→ About this task
Write out the data again exactly, skipping every picture.

[Items from an interface collection]
○ ○ ○ ○ ○

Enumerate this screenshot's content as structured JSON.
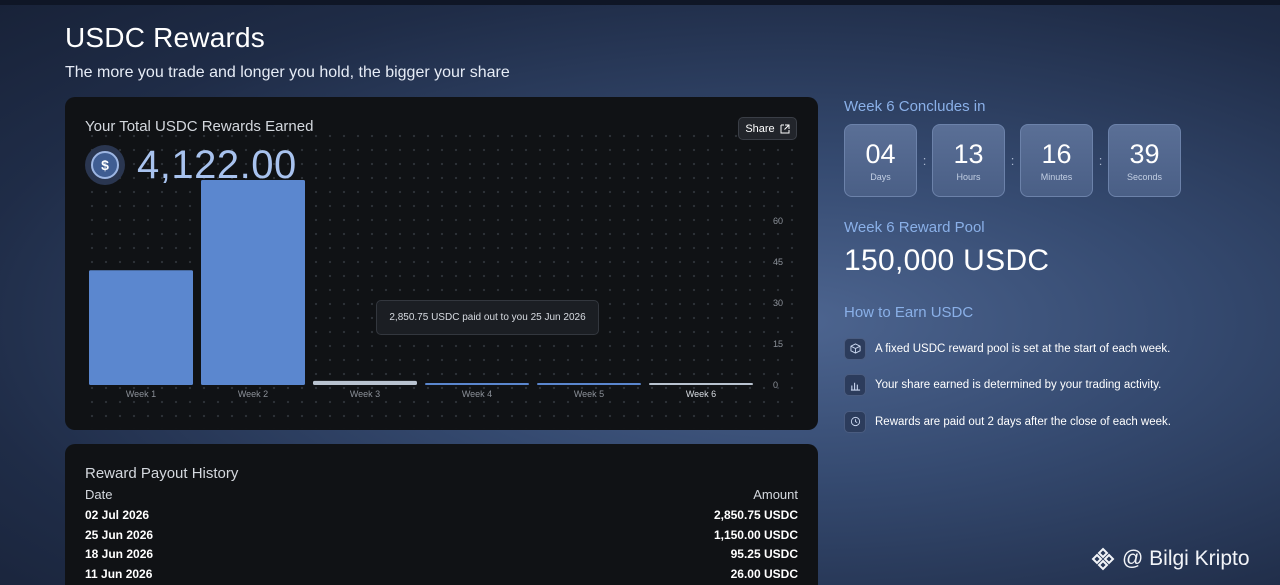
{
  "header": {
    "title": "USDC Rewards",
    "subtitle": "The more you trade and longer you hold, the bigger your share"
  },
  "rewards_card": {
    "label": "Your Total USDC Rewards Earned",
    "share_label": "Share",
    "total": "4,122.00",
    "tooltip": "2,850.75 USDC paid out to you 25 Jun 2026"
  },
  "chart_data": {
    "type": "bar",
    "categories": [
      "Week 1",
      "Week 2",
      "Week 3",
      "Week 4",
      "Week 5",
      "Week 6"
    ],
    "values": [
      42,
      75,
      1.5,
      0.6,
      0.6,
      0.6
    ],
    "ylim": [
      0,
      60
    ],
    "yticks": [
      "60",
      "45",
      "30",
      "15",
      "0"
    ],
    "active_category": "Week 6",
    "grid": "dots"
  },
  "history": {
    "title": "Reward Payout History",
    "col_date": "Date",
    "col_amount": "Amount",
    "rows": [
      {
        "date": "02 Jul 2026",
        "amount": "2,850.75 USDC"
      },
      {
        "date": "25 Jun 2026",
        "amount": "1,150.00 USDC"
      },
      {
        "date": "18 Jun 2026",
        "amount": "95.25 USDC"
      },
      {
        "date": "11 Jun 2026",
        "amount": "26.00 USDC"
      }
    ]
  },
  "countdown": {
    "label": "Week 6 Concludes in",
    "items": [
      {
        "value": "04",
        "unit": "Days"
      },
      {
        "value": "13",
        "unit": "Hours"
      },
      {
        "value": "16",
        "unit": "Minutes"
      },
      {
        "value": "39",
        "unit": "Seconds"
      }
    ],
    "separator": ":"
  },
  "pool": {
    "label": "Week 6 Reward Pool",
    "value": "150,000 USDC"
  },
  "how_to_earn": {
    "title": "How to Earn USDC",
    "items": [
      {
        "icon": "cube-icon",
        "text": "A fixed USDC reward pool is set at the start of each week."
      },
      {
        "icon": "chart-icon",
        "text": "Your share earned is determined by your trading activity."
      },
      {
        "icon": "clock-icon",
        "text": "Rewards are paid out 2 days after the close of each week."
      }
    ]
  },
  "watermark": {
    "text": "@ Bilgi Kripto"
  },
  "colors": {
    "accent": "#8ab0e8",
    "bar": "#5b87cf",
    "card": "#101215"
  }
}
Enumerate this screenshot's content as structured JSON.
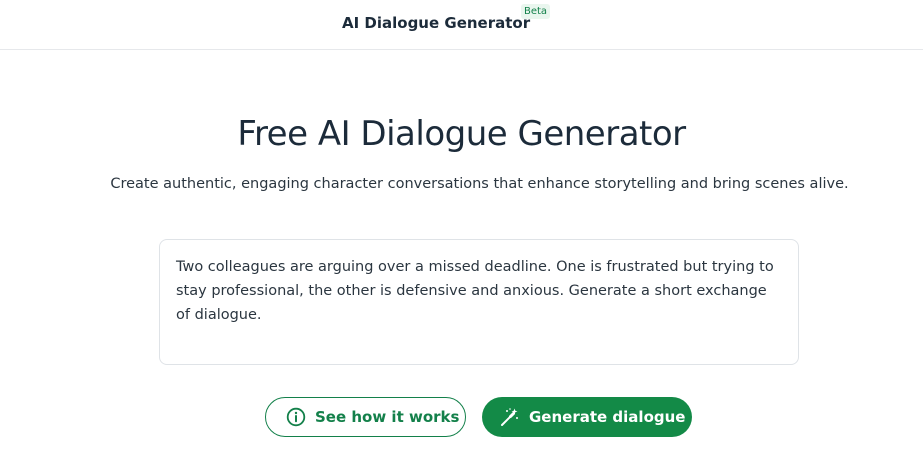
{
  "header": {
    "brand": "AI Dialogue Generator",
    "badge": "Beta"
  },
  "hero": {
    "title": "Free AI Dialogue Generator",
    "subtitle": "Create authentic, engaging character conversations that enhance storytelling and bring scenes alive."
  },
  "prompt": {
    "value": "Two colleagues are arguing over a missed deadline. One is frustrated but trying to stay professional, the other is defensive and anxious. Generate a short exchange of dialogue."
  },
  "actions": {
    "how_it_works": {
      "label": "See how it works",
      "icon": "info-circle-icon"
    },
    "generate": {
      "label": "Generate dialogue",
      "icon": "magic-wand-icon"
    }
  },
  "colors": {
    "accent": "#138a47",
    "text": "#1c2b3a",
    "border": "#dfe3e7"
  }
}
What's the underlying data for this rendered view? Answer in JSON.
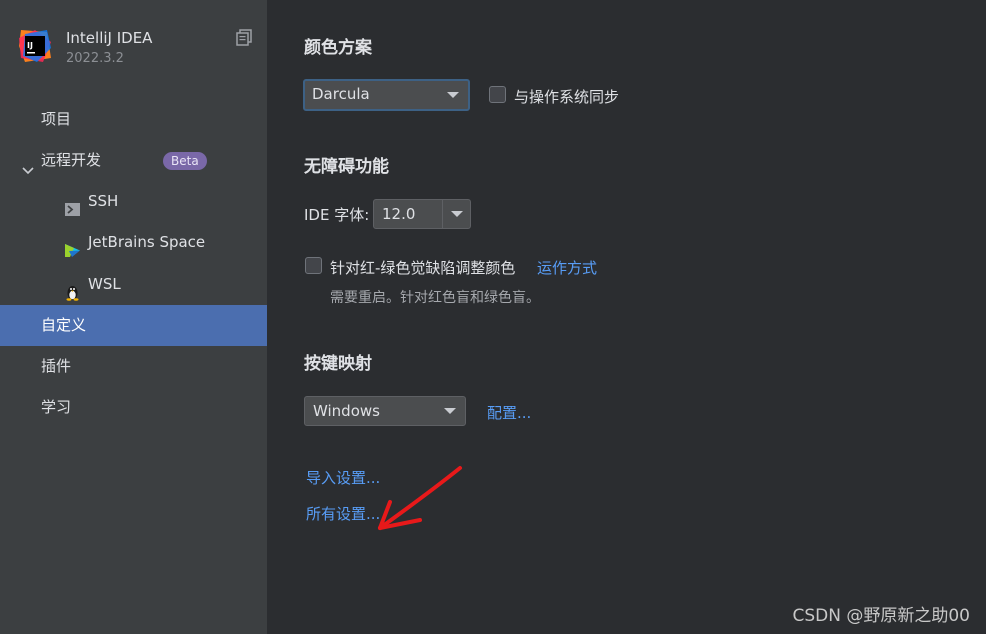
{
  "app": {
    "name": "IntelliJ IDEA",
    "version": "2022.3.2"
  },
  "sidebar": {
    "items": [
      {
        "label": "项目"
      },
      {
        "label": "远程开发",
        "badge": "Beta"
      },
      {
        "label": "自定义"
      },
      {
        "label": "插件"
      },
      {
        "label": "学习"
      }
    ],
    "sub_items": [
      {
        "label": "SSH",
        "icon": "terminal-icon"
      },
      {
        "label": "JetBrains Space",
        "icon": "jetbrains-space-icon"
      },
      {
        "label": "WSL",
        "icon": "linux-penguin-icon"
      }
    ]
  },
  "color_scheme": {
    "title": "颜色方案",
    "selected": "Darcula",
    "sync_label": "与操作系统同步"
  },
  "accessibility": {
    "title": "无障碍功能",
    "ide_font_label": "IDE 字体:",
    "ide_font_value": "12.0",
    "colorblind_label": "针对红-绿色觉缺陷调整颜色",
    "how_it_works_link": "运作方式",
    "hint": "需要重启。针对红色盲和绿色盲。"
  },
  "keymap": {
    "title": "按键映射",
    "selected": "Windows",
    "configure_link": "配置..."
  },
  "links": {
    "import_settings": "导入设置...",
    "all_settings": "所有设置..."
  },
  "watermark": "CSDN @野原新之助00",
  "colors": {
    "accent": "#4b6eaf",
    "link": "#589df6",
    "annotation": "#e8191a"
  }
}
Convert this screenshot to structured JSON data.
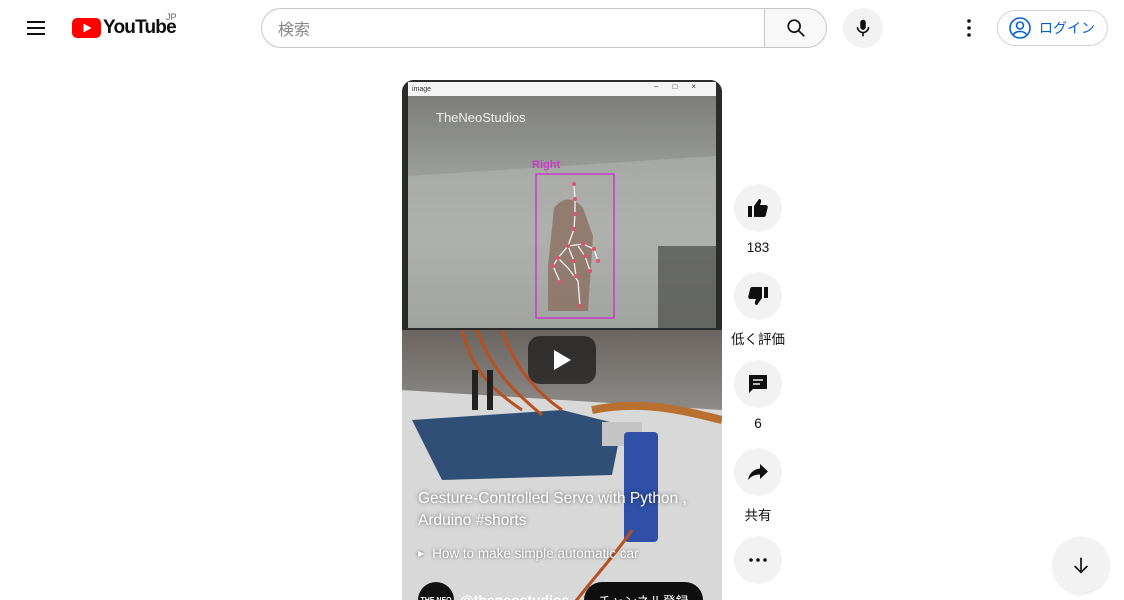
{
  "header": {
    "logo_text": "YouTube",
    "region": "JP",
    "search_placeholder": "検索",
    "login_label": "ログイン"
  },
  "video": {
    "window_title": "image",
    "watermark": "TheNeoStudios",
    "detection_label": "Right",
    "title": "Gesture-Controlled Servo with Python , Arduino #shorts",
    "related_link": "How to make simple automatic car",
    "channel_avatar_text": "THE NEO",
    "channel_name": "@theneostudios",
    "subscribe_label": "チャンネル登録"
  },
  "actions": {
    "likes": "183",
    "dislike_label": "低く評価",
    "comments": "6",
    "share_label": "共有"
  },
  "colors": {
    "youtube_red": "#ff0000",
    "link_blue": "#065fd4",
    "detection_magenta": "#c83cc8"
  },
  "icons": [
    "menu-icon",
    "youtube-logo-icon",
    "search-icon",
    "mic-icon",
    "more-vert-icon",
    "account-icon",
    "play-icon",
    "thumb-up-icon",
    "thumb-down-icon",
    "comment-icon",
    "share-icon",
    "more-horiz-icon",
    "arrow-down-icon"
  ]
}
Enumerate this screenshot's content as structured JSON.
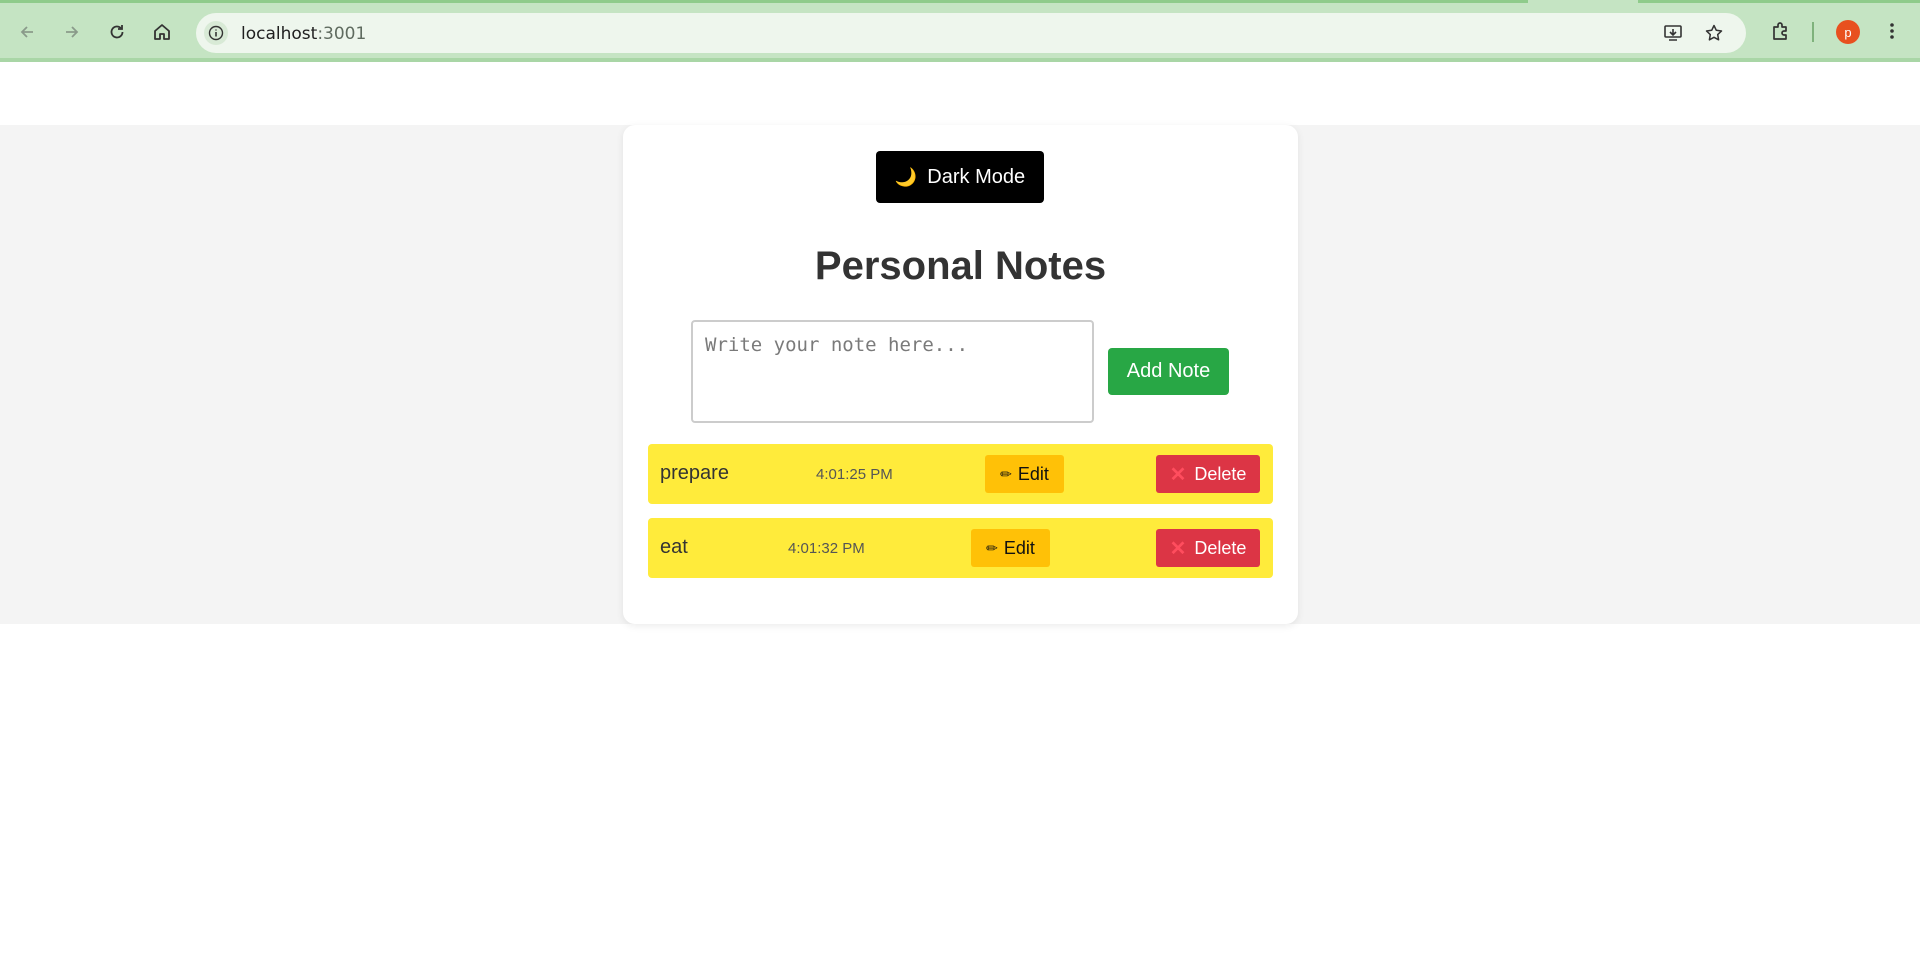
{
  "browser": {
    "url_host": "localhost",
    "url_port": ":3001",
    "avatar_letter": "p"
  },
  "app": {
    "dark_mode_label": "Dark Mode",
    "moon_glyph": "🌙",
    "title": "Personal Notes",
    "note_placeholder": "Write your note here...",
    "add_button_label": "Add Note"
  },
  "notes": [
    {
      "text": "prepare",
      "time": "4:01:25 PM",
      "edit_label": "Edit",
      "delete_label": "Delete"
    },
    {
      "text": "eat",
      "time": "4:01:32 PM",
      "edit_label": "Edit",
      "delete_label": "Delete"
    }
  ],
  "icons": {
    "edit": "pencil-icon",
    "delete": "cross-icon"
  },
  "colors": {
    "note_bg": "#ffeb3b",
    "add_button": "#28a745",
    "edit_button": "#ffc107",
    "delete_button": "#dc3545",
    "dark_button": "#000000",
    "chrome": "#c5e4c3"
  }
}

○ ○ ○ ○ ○

→ Task output
Enumerate this screenshot's content as structured JSON.
{
  "header": {
    "title": "USDC Rewards",
    "subtitle": "The more you trade and longer you hold, the bigger your share"
  },
  "rewards_card": {
    "label": "Your Total USDC Rewards Earned",
    "share_label": "Share",
    "total": "4,122.00",
    "tooltip": "2,850.75 USDC paid out to you 25 Jun 2026"
  },
  "chart_data": {
    "type": "bar",
    "categories": [
      "Week 1",
      "Week 2",
      "Week 3",
      "Week 4",
      "Week 5",
      "Week 6"
    ],
    "values": [
      42,
      75,
      1.5,
      0.6,
      0.6,
      0.6
    ],
    "ylim": [
      0,
      60
    ],
    "yticks": [
      "60",
      "45",
      "30",
      "15",
      "0"
    ],
    "active_category": "Week 6",
    "grid": "dots"
  },
  "history": {
    "title": "Reward Payout History",
    "col_date": "Date",
    "col_amount": "Amount",
    "rows": [
      {
        "date": "02 Jul 2026",
        "amount": "2,850.75 USDC"
      },
      {
        "date": "25 Jun 2026",
        "amount": "1,150.00 USDC"
      },
      {
        "date": "18 Jun 2026",
        "amount": "95.25 USDC"
      },
      {
        "date": "11 Jun 2026",
        "amount": "26.00 USDC"
      }
    ]
  },
  "countdown": {
    "label": "Week 6 Concludes in",
    "items": [
      {
        "value": "04",
        "unit": "Days"
      },
      {
        "value": "13",
        "unit": "Hours"
      },
      {
        "value": "16",
        "unit": "Minutes"
      },
      {
        "value": "39",
        "unit": "Seconds"
      }
    ],
    "separator": ":"
  },
  "pool": {
    "label": "Week 6 Reward Pool",
    "value": "150,000 USDC"
  },
  "how_to_earn": {
    "title": "How to Earn USDC",
    "items": [
      {
        "icon": "cube-icon",
        "text": "A fixed USDC reward pool is set at the start of each week."
      },
      {
        "icon": "chart-icon",
        "text": "Your share earned is determined by your trading activity."
      },
      {
        "icon": "clock-icon",
        "text": "Rewards are paid out 2 days after the close of each week."
      }
    ]
  },
  "watermark": {
    "text": "@ Bilgi Kripto"
  },
  "colors": {
    "accent": "#8ab0e8",
    "bar": "#5b87cf",
    "card": "#101215"
  }
}
Enumerate this screenshot's content as structured JSON.
{
  "header": {
    "brand": "AI Dialogue Generator",
    "badge": "Beta"
  },
  "hero": {
    "title": "Free AI Dialogue Generator",
    "subtitle": "Create authentic, engaging character conversations that enhance storytelling and bring scenes alive."
  },
  "prompt": {
    "value": "Two colleagues are arguing over a missed deadline. One is frustrated but trying to stay professional, the other is defensive and anxious. Generate a short exchange of dialogue."
  },
  "actions": {
    "how_it_works": {
      "label": "See how it works",
      "icon": "info-circle-icon"
    },
    "generate": {
      "label": "Generate dialogue",
      "icon": "magic-wand-icon"
    }
  },
  "colors": {
    "accent": "#138a47",
    "text": "#1c2b3a",
    "border": "#dfe3e7"
  }
}
What's the underlying data for this rendered view? Answer in JSON.
{
  "app": {
    "name": "IntelliJ IDEA",
    "version": "2022.3.2"
  },
  "sidebar": {
    "items": [
      {
        "label": "项目"
      },
      {
        "label": "远程开发",
        "badge": "Beta"
      },
      {
        "label": "自定义"
      },
      {
        "label": "插件"
      },
      {
        "label": "学习"
      }
    ],
    "sub_items": [
      {
        "label": "SSH",
        "icon": "terminal-icon"
      },
      {
        "label": "JetBrains Space",
        "icon": "jetbrains-space-icon"
      },
      {
        "label": "WSL",
        "icon": "linux-penguin-icon"
      }
    ]
  },
  "color_scheme": {
    "title": "颜色方案",
    "selected": "Darcula",
    "sync_label": "与操作系统同步"
  },
  "accessibility": {
    "title": "无障碍功能",
    "ide_font_label": "IDE 字体:",
    "ide_font_value": "12.0",
    "colorblind_label": "针对红-绿色觉缺陷调整颜色",
    "how_it_works_link": "运作方式",
    "hint": "需要重启。针对红色盲和绿色盲。"
  },
  "keymap": {
    "title": "按键映射",
    "selected": "Windows",
    "configure_link": "配置..."
  },
  "links": {
    "import_settings": "导入设置...",
    "all_settings": "所有设置..."
  },
  "watermark": "CSDN @野原新之助00",
  "colors": {
    "accent": "#4b6eaf",
    "link": "#589df6",
    "annotation": "#e8191a"
  }
}
Convert this screenshot to structured JSON data.
{
  "header": {
    "logo_text": "YouTube",
    "region": "JP",
    "search_placeholder": "検索",
    "login_label": "ログイン"
  },
  "video": {
    "window_title": "image",
    "watermark": "TheNeoStudios",
    "detection_label": "Right",
    "title": "Gesture-Controlled Servo with Python , Arduino #shorts",
    "related_link": "How to make simple automatic car",
    "channel_avatar_text": "THE NEO",
    "channel_name": "@theneostudios",
    "subscribe_label": "チャンネル登録"
  },
  "actions": {
    "likes": "183",
    "dislike_label": "低く評価",
    "comments": "6",
    "share_label": "共有"
  },
  "colors": {
    "youtube_red": "#ff0000",
    "link_blue": "#065fd4",
    "detection_magenta": "#c83cc8"
  },
  "icons": [
    "menu-icon",
    "youtube-logo-icon",
    "search-icon",
    "mic-icon",
    "more-vert-icon",
    "account-icon",
    "play-icon",
    "thumb-up-icon",
    "thumb-down-icon",
    "comment-icon",
    "share-icon",
    "more-horiz-icon",
    "arrow-down-icon"
  ]
}
Enumerate this screenshot's content as structured JSON.
{
  "browser": {
    "url_host": "localhost",
    "url_port": ":3001",
    "avatar_letter": "p"
  },
  "app": {
    "dark_mode_label": "Dark Mode",
    "moon_glyph": "🌙",
    "title": "Personal Notes",
    "note_placeholder": "Write your note here...",
    "add_button_label": "Add Note"
  },
  "notes": [
    {
      "text": "prepare",
      "time": "4:01:25 PM",
      "edit_label": "Edit",
      "delete_label": "Delete"
    },
    {
      "text": "eat",
      "time": "4:01:32 PM",
      "edit_label": "Edit",
      "delete_label": "Delete"
    }
  ],
  "icons": {
    "edit": "pencil-icon",
    "delete": "cross-icon"
  },
  "colors": {
    "note_bg": "#ffeb3b",
    "add_button": "#28a745",
    "edit_button": "#ffc107",
    "delete_button": "#dc3545",
    "dark_button": "#000000",
    "chrome": "#c5e4c3"
  }
}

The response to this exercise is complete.